When evaluating how to pay a growing sales team, a straight sales commission structure is an option worth considering. In theory, this type of plan drives salespeople to close more deals but it fails to guarantee a regular paycheck, which sometimes scares off new talent.
Straight commission or commission-only compensation plans have benefits and drawbacks.
While controversial, straight commission compensation can incentivize and motivate a sales team under the right circumstances.
Straight commission compensation structures have benefits and drawbacks. But that’s true of any compensation arrangement. (Check out our Complete Guide to Sales Commissions to get a bigger picture on all commission structures and elements.)
It’s important to evaluate all the elements involved before settling on a plan. To help your sales organization determine if straight commission is the right fit for your team, we’ve laid out everything you need to know below. Examine straight commission, the benefits, drawbacks, and all of our tips for paying straight commission.
What Is Straight Commission?
Also called commission-only compensation, this type of commission structure ties a salesperson’s compensation directly to their performance. That means salespeople get paid a percentage of what they sell and no other monetary compensation.
For instance, a salesperson who earns 15% commission-only and sells $123,550 worth of their company’s product collects $18,532.50 in compensation. Employers may offer other benefits, such as health insurance and a 401K. But in terms of take-home pay, the salesperson only earns on what they sell.
Benefits to Straight Commission
- Offer Pure Incentive: In the case of straight commission, compensation is purely based on performance. Employees are motivated to sell more so that they can take home more money at the end of the day.
- Drives More Sales: By using compensation as incentive, salespeople are more likely to aggressively close more sales. The more they close, the more salespeople earn and the more revenue they generate for the company.
- Guarantee Revenue: If a company only has to pay salespeople when they’ve closed a sale, that means the company is guaranteed revenue each time they have to pay out commission. It lowers risk in investing in salespeople by ensuring that they’ll have to perform to earn money.
Drawbacks to Straight Commission
- Discourage New Talent: The uncertainty of straight commission may scare off new talent and make it harder to hire good salespeople. Recruitment efforts will have to account for this and may end up costing the company more money at the end of the day.
- Risk Higher Turnover: If salespeople do not have the resources and tools they need to sell, they may become frustrated with a commission-only format, especially if they miss a paycheck due to low sales. If a company experiences high turnover, it will spend more on recruitment and training.
- Encourage Bad Selling Tactics: Encouraging aggressive salespeople may drive more revenue for the company but it can also result in bad or even predatory selling tactics. Such practices may frustrate and anger potential customers and deter further sales.
Tips for Implementing Straight Commission

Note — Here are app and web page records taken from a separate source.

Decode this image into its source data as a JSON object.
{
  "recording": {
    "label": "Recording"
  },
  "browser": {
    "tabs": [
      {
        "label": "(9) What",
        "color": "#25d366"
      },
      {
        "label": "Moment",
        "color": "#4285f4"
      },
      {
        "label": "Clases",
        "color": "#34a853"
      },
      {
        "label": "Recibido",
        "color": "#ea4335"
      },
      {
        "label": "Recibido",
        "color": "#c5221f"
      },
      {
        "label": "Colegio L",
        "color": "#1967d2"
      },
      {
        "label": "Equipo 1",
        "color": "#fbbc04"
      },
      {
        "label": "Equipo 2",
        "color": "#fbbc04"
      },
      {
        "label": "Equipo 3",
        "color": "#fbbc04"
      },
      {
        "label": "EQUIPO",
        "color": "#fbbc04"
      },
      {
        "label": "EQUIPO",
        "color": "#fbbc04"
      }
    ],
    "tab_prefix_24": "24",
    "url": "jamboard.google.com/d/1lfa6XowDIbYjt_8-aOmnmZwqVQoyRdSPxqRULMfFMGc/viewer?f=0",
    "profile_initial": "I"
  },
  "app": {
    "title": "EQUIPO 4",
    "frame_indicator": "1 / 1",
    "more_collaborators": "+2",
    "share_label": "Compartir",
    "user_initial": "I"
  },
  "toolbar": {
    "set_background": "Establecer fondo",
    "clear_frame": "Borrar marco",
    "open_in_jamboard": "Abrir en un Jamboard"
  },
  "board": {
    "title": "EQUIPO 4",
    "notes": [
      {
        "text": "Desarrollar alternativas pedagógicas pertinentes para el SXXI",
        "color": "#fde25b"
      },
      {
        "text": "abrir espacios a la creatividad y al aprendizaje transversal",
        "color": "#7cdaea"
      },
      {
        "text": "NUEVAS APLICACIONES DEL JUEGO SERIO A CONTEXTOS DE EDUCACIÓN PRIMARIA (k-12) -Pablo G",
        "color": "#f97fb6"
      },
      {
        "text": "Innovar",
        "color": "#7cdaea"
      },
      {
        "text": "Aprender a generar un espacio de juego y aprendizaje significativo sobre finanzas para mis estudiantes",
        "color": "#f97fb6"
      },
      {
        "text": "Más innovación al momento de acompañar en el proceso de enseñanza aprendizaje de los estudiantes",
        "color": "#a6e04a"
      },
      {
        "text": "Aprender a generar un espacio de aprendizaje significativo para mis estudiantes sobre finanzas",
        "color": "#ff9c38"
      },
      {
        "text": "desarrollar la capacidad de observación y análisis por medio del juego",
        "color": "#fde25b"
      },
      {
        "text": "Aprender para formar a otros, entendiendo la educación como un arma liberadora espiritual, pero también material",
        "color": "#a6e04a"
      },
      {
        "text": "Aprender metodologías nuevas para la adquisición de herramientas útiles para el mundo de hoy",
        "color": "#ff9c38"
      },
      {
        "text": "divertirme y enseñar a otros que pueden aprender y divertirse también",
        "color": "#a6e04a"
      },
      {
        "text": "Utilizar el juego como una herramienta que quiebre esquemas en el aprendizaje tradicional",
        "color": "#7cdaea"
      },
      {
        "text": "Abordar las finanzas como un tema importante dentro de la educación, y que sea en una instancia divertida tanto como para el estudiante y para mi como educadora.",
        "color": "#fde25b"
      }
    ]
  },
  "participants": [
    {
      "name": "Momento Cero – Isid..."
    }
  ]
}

- Extend High Commission Rate: Since your salespeople are assuming a risk in accepting straight commission, make sure that commission is worth it. Offer a higher than average commission rate to attract sales talent and ensure that with a typical sales cadence, they can earn above average on-target earnings.
- Enable Team To Sell: Make sure that your team has everything they need to actually make those sales. Invest in resources, generate leads, give them standard selling tools. Depending on the industry and your standard customer, that could mean generating case studies, qualifying leads through an online form, or arming your team with technology, like tablets, to track sales. Help them sell so they can make more money—for themselves and the company.
- Give Sales People the Freedom To Earn: If good salespeople understand that they can earn as much as they can sell, they’ll work toward whatever goal they can imagine. But if there’s a cap on how much commission they can collect, that may hamper their efforts and even frustrate high performers. So stay away from capping commissions.
- Know the Rules and Regulations: Familiarize yourself and your team with the local, state, and federal regulations that apply to compensation. In some instances, paying straight commission may be limited to certain employees. There may be other rules that apply to your compensation structure as well. Know what those are and how to properly align your organization with them.